In my filofax, I have along list of restaurants, cafes and bakeries that I simply must try. There are separate lists for New York, Bristol and London. I’ve been fortunate enough to take several trips to London over the past year and, over the course of them, I amassed quite the knowledge of the city’s food scene.
Workshop coffee—originally named St. Ali—has been on the list for quit a while. Before going home in December, I rounded up a list of cafes and restaurants where I could go to warm up from relentless grey of British December. St. Ali, as it was then called, consistently came up with glowing reviews. Unfortunately, the queues for brunch were supposedly never ending. I decided to skip it and continued to do so during subsequent trips.

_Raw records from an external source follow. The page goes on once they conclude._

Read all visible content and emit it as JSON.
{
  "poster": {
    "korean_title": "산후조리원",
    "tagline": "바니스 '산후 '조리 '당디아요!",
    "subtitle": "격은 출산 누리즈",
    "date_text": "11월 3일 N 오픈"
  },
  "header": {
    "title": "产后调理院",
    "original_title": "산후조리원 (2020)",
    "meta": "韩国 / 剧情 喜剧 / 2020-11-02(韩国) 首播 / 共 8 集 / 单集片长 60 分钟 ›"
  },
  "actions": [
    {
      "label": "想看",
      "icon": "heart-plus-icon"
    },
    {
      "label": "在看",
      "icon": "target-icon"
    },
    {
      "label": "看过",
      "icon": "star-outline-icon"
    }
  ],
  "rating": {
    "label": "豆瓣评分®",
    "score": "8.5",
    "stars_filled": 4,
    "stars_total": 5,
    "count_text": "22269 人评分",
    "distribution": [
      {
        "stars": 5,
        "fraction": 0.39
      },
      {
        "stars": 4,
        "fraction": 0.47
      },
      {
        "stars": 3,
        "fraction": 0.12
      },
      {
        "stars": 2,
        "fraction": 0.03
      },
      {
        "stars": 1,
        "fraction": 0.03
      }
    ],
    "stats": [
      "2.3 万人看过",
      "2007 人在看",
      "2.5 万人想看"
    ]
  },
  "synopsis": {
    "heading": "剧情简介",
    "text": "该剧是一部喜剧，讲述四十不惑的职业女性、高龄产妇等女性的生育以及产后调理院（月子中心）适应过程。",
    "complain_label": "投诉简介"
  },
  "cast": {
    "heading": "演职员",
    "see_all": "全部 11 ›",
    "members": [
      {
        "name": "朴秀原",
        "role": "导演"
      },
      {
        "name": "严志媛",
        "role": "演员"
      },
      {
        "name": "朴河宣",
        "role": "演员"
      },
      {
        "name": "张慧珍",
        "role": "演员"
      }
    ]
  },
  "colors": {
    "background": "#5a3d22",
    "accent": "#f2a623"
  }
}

Well, I finally made it. Not to their Clerkenwell cafe for brunch—that’s still on the list—but to their Marylebone coffee bar. It was a wonderfully sunny day and I thoroughly enjoyed walking through the impossibly cute (and impossibly central) Marylebone. Walking around, I spotted the cafe from across the street thanks to London’s uniform looking cafes.
I ordered a cappuccino and a croissant. The pinnacle of special breakfasts as far as I’m concerned.

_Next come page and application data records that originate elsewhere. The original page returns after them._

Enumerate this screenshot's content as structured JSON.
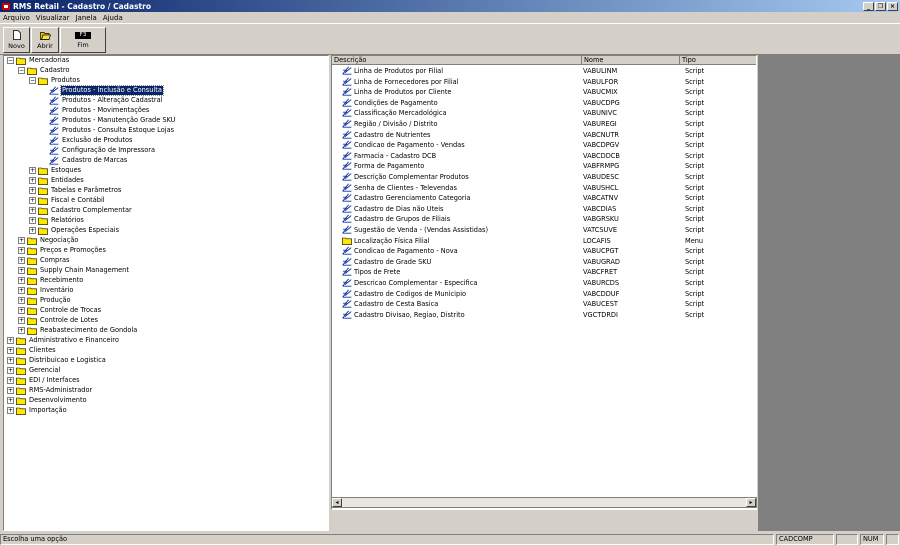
{
  "window": {
    "title": "RMS Retail - Cadastro / Cadastro"
  },
  "menu": [
    "Arquivo",
    "Visualizar",
    "Janela",
    "Ajuda"
  ],
  "toolbar": {
    "new_label": "Novo",
    "open_label": "Abrir",
    "end_key": "F3",
    "end_label": "Fim"
  },
  "tree": [
    {
      "label": "Mercadorias",
      "level": 0,
      "exp": "-",
      "icon": "folder"
    },
    {
      "label": "Cadastro",
      "level": 1,
      "exp": "-",
      "icon": "folder"
    },
    {
      "label": "Produtos",
      "level": 2,
      "exp": "-",
      "icon": "folder"
    },
    {
      "label": "Produtos - Inclusão e Consulta",
      "level": 3,
      "exp": "",
      "icon": "script",
      "selected": true
    },
    {
      "label": "Produtos - Alteração Cadastral",
      "level": 3,
      "exp": "",
      "icon": "script"
    },
    {
      "label": "Produtos - Movimentações",
      "level": 3,
      "exp": "",
      "icon": "script"
    },
    {
      "label": "Produtos - Manutenção Grade SKU",
      "level": 3,
      "exp": "",
      "icon": "script"
    },
    {
      "label": "Produtos - Consulta Estoque Lojas",
      "level": 3,
      "exp": "",
      "icon": "script"
    },
    {
      "label": "Exclusão de Produtos",
      "level": 3,
      "exp": "",
      "icon": "script"
    },
    {
      "label": "Configuração de Impressora",
      "level": 3,
      "exp": "",
      "icon": "script"
    },
    {
      "label": "Cadastro de Marcas",
      "level": 3,
      "exp": "",
      "icon": "script"
    },
    {
      "label": "Estoques",
      "level": 2,
      "exp": "+",
      "icon": "folder"
    },
    {
      "label": "Entidades",
      "level": 2,
      "exp": "+",
      "icon": "folder"
    },
    {
      "label": "Tabelas e Parâmetros",
      "level": 2,
      "exp": "+",
      "icon": "folder"
    },
    {
      "label": "Fiscal e Contábil",
      "level": 2,
      "exp": "+",
      "icon": "folder"
    },
    {
      "label": "Cadastro Complementar",
      "level": 2,
      "exp": "+",
      "icon": "folder"
    },
    {
      "label": "Relatórios",
      "level": 2,
      "exp": "+",
      "icon": "folder"
    },
    {
      "label": "Operações Especiais",
      "level": 2,
      "exp": "+",
      "icon": "folder"
    },
    {
      "label": "Negociação",
      "level": 1,
      "exp": "+",
      "icon": "folder"
    },
    {
      "label": "Preços e Promoções",
      "level": 1,
      "exp": "+",
      "icon": "folder"
    },
    {
      "label": "Compras",
      "level": 1,
      "exp": "+",
      "icon": "folder"
    },
    {
      "label": "Supply Chain Management",
      "level": 1,
      "exp": "+",
      "icon": "folder"
    },
    {
      "label": "Recebimento",
      "level": 1,
      "exp": "+",
      "icon": "folder"
    },
    {
      "label": "Inventário",
      "level": 1,
      "exp": "+",
      "icon": "folder"
    },
    {
      "label": "Produção",
      "level": 1,
      "exp": "+",
      "icon": "folder"
    },
    {
      "label": "Controle de Trocas",
      "level": 1,
      "exp": "+",
      "icon": "folder"
    },
    {
      "label": "Controle de Lotes",
      "level": 1,
      "exp": "+",
      "icon": "folder"
    },
    {
      "label": "Reabastecimento de Gondola",
      "level": 1,
      "exp": "+",
      "icon": "folder"
    },
    {
      "label": "Administrativo e Financeiro",
      "level": 0,
      "exp": "+",
      "icon": "folder"
    },
    {
      "label": "Clientes",
      "level": 0,
      "exp": "+",
      "icon": "folder"
    },
    {
      "label": "Distribuicao e Logistica",
      "level": 0,
      "exp": "+",
      "icon": "folder"
    },
    {
      "label": "Gerencial",
      "level": 0,
      "exp": "+",
      "icon": "folder"
    },
    {
      "label": "EDI / Interfaces",
      "level": 0,
      "exp": "+",
      "icon": "folder"
    },
    {
      "label": "RMS-Administrador",
      "level": 0,
      "exp": "+",
      "icon": "folder"
    },
    {
      "label": "Desenvolvimento",
      "level": 0,
      "exp": "+",
      "icon": "folder"
    },
    {
      "label": "Importação",
      "level": 0,
      "exp": "+",
      "icon": "folder"
    }
  ],
  "list": {
    "columns": [
      "Descrição",
      "Nome",
      "Tipo"
    ],
    "rows": [
      {
        "desc": "Linha de Produtos por Filial",
        "nome": "VABULINM",
        "tipo": "Script",
        "icon": "script"
      },
      {
        "desc": "Linha de Fornecedores por Filial",
        "nome": "VABULFOR",
        "tipo": "Script",
        "icon": "script"
      },
      {
        "desc": "Linha de Produtos por Cliente",
        "nome": "VABUCMIX",
        "tipo": "Script",
        "icon": "script"
      },
      {
        "desc": "Condições de Pagamento",
        "nome": "VABUCDPG",
        "tipo": "Script",
        "icon": "script"
      },
      {
        "desc": "Classificação Mercadológica",
        "nome": "VABUNIVC",
        "tipo": "Script",
        "icon": "script"
      },
      {
        "desc": "Região / Divisão / Distrito",
        "nome": "VABUREGI",
        "tipo": "Script",
        "icon": "script"
      },
      {
        "desc": "Cadastro de Nutrientes",
        "nome": "VABCNUTR",
        "tipo": "Script",
        "icon": "script"
      },
      {
        "desc": "Condicao de Pagamento - Vendas",
        "nome": "VABCDPGV",
        "tipo": "Script",
        "icon": "script"
      },
      {
        "desc": "Farmacia - Cadastro DCB",
        "nome": "VABCDDCB",
        "tipo": "Script",
        "icon": "script"
      },
      {
        "desc": "Forma de Pagamento",
        "nome": "VABFRMPG",
        "tipo": "Script",
        "icon": "script"
      },
      {
        "desc": "Descrição Complementar Produtos",
        "nome": "VABUDESC",
        "tipo": "Script",
        "icon": "script"
      },
      {
        "desc": "Senha de Clientes - Televendas",
        "nome": "VABUSHCL",
        "tipo": "Script",
        "icon": "script"
      },
      {
        "desc": "Cadastro Gerenciamento Categoria",
        "nome": "VABCATNV",
        "tipo": "Script",
        "icon": "script"
      },
      {
        "desc": "Cadastro de Dias não Uteis",
        "nome": "VABCDIAS",
        "tipo": "Script",
        "icon": "script"
      },
      {
        "desc": "Cadastro de Grupos de Filiais",
        "nome": "VABGRSKU",
        "tipo": "Script",
        "icon": "script"
      },
      {
        "desc": "Sugestão de Venda - (Vendas Assistidas)",
        "nome": "VATCSUVE",
        "tipo": "Script",
        "icon": "script"
      },
      {
        "desc": "Localização Física Filial",
        "nome": "LOCAFIS",
        "tipo": "Menu",
        "icon": "folder"
      },
      {
        "desc": "Condicao de Pagamento - Nova",
        "nome": "VABUCPGT",
        "tipo": "Script",
        "icon": "script"
      },
      {
        "desc": "Cadastro de Grade SKU",
        "nome": "VABUGRAD",
        "tipo": "Script",
        "icon": "script"
      },
      {
        "desc": "Tipos de Frete",
        "nome": "VABCFRET",
        "tipo": "Script",
        "icon": "script"
      },
      {
        "desc": "Descricao Complementar - Especifica",
        "nome": "VABURCDS",
        "tipo": "Script",
        "icon": "script"
      },
      {
        "desc": "Cadastro de Codigos de Municipio",
        "nome": "VABCDDUF",
        "tipo": "Script",
        "icon": "script"
      },
      {
        "desc": "Cadastro de Cesta Basica",
        "nome": "VABUCEST",
        "tipo": "Script",
        "icon": "script"
      },
      {
        "desc": "Cadastro Divisao, Regiao, Distrito",
        "nome": "VGCTDRDI",
        "tipo": "Script",
        "icon": "script"
      }
    ]
  },
  "status": {
    "message": "Escolha uma opção",
    "program": "CADCOMP",
    "num": "NUM"
  }
}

Though the space is plentiful, the seating isn’t. It’s mostly bar seating; better for solo caffination than for espresso-fuelled group chats. The cafe is dark, but not depressing. Perfect, I imagine, for cozying up in during dreadful British weather. People were streaming in as I waited for my coffee.
Perhaps I built up my expectations a bit too much. Perhaps I wanted the best coffee and the best croissant ever. Perhaps brunch is the real reason why everyone loves Workshop. I didn’t understand the hype. My cappuccino was fine, but a bit milky. The actual coffee was nice and bright, though you had to focus on the coffee and not the milk. There was a thin covering of schiuma—not exactly enough for a cappuccino—that wasn’t excessively creamy (which I appreciated after Speakeasy). Still, I couldn’t help but feeling that it didn’t merit the intense praise. I enjoyed Workshop, but I didn’t fall off my chrome stool.
The croissant was typical. It was what you expect to get from a cafe, perfectly fine, but nothing to write home about. There were layers and a light butter taste, but other than that it could be have been from anywhere.
So, Workshop Coffee? Worth a stop if you’re by Marylebone or Bond Street, but other than that, there are better coffee shops in London that deserve higher praise.
I’ll see you on the brunch queue!
Do you keep a list of cafes/restaurants that you want to visit?